- The Iranian physics community
For those who are not aware of this, the quality and seriousness of the Iranian students and faculty is very high. The leaders of the IPM string theory group, Farhad Ardalan and Hessamaddin Arfaei, are accomplished, distinguished senior physicists. Mohsen Alishahiha, Mohammad Reza Garousi, and Shahrokh Parvizi are energetic young theorists producing first-rate published work. Mohammad Mehdi Sheikh-Jabbari, who is now a postdoc at Stanford, will be joining the IPM next year, and is also a first-rate string theorist. As many of you are aware, Iranian students have performed extremely well in the International Physics Olympiad in recent years, and have picked up several gold medals.
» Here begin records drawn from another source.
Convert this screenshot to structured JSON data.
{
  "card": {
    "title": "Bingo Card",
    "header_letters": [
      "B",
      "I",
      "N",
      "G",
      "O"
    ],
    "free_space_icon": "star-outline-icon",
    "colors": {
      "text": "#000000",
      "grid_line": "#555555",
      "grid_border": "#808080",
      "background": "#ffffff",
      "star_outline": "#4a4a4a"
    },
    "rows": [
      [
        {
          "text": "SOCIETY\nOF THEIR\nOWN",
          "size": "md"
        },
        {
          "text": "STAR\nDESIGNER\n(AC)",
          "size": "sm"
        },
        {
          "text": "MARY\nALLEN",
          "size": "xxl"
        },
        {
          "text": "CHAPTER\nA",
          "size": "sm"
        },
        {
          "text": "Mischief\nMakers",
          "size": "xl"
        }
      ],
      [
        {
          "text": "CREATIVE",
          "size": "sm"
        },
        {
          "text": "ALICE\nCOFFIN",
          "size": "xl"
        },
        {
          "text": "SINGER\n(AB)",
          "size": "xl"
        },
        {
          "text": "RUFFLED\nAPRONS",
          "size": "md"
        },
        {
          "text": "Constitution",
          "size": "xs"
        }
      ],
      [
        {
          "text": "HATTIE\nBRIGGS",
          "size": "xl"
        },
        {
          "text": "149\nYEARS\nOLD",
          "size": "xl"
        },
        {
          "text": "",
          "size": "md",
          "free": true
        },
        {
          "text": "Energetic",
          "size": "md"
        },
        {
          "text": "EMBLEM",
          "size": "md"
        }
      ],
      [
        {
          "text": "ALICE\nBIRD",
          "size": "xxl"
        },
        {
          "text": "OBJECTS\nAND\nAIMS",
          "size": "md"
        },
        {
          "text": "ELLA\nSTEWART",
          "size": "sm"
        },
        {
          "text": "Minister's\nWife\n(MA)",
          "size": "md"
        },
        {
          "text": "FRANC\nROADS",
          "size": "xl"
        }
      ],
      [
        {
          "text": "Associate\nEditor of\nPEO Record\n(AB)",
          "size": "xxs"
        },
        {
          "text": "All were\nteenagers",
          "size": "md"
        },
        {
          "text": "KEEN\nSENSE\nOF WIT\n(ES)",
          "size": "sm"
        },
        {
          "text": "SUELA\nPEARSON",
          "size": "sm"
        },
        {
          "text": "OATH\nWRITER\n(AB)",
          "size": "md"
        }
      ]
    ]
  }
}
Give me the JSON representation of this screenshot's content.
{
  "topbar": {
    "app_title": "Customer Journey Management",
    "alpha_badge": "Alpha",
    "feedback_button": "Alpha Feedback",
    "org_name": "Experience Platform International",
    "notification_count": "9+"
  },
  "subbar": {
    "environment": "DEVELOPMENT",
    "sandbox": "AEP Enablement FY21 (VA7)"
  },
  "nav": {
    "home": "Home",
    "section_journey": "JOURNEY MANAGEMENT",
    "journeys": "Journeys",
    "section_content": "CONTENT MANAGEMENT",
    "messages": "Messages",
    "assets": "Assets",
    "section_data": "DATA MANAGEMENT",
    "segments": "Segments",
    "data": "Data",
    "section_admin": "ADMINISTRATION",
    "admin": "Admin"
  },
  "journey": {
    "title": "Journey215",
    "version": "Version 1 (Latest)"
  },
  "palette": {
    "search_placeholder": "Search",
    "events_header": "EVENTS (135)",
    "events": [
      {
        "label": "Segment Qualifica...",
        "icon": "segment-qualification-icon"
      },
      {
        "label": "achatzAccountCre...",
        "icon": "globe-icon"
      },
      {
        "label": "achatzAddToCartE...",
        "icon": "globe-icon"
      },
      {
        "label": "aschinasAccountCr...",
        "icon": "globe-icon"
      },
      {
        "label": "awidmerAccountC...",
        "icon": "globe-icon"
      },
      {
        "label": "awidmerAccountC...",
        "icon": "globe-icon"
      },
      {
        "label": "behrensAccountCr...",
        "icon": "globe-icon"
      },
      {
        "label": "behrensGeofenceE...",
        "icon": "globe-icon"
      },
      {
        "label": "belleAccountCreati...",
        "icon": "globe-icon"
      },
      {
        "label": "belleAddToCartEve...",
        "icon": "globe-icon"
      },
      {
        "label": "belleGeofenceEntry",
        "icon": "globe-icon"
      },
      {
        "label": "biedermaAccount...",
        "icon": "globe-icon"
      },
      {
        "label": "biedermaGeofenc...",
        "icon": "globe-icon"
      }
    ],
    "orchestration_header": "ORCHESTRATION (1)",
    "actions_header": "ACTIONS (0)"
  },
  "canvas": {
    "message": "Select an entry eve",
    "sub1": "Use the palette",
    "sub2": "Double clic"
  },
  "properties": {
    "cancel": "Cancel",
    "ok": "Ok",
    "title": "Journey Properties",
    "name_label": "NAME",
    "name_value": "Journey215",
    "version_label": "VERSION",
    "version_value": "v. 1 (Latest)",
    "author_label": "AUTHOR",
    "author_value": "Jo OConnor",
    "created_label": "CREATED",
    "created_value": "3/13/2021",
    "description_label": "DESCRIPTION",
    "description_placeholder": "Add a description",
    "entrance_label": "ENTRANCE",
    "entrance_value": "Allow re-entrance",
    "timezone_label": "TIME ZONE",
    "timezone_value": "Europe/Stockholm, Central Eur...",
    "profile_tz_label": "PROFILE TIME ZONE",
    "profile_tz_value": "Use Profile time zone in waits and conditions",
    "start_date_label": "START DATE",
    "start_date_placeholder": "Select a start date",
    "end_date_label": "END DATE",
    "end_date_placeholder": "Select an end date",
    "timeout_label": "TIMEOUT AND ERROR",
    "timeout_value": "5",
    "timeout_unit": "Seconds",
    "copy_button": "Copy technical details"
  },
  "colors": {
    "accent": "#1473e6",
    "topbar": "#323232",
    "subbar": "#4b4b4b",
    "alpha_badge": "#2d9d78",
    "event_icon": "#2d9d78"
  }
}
All but one of the above have spent significant time as students and/or postdocs in Europe or North America: the one exception was a postdoc at TIFR. There are growing ties with the Indian string theory community (for those who don't know, the string theorists in India -- particularly those at the TIFR and HRI -- are among the best in the world).
- American experiences in Iran
On the whole, the Iranians I met at and outside the school were mind-bogglingly polite and hospitable. In two weeks the only reaction I had to my nationality that was other than positive was some guy making a sour face in a cafe. This is in accord with previous stories I have heard from Americans travelling in Iran.
I believe the IPM worked quite hard to smooth the way for our visa applications, so we had no trouble getting them (we applied through the Iranian Interests Section of the Pakistani embassy in Washington, DC). The passport control and customs officials waved me right through when I arrived in Tehran, without any comment. (US Customs in Boston did pull me aside, of course.) I don't know if my experience in that sense is typical.
- Minwalla, Silverstein, Susskind, and me, together with Adams and Headrick, have discussed writing a short article for Physics Today about our trip.